What to produce
Where the records below show the word "debugger" in a line, please copy that line.

[Excerpts from an interface dataset]
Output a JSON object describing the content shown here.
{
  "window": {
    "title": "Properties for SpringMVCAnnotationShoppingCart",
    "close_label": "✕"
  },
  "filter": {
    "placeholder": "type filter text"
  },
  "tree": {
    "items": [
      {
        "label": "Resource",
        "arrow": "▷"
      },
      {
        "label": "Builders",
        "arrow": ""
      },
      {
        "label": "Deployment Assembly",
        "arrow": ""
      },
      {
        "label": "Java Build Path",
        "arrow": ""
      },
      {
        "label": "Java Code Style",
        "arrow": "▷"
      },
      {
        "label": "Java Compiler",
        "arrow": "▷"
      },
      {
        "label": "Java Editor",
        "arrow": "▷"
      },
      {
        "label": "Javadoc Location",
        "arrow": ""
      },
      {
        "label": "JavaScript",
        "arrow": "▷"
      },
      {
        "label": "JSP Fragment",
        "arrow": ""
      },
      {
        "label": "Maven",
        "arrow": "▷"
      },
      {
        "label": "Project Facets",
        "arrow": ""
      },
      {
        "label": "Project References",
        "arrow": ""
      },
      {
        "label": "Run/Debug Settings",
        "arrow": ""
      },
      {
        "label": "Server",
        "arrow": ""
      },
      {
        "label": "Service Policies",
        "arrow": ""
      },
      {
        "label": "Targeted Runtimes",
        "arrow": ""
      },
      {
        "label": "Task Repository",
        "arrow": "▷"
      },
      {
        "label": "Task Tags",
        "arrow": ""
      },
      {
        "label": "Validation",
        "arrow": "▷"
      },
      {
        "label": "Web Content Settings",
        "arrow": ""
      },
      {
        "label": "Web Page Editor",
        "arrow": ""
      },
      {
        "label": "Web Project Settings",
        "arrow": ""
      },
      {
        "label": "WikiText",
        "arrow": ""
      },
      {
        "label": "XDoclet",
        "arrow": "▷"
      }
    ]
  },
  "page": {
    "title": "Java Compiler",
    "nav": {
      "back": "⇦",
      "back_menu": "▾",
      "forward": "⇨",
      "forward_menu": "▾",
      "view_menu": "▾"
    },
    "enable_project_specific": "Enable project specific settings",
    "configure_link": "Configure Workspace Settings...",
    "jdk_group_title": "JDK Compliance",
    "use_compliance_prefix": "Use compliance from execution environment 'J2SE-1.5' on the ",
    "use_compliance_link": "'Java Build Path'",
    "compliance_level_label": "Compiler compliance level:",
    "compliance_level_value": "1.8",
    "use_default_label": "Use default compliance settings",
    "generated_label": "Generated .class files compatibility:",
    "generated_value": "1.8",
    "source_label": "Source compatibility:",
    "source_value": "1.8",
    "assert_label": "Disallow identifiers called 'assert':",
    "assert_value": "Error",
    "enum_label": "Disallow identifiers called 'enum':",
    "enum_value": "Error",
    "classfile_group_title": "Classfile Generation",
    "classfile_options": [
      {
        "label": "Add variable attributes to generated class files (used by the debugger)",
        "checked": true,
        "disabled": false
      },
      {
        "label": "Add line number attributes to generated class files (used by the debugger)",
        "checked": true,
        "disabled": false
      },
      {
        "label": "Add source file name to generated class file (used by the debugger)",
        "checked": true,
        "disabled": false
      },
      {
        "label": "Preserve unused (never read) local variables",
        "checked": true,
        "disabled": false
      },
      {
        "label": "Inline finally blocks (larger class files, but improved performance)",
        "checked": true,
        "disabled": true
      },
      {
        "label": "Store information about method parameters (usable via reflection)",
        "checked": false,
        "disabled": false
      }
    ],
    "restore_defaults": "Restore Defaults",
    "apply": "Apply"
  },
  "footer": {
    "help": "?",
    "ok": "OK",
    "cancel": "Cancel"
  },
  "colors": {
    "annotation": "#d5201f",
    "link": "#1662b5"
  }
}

Exercise response
        "label": "Add variable attributes to generated class files (used by the debugger)",
        "label": "Add line number attributes to generated class files (used by the debugger)",
        "label": "Add source file name to generated class file (used by the debugger)",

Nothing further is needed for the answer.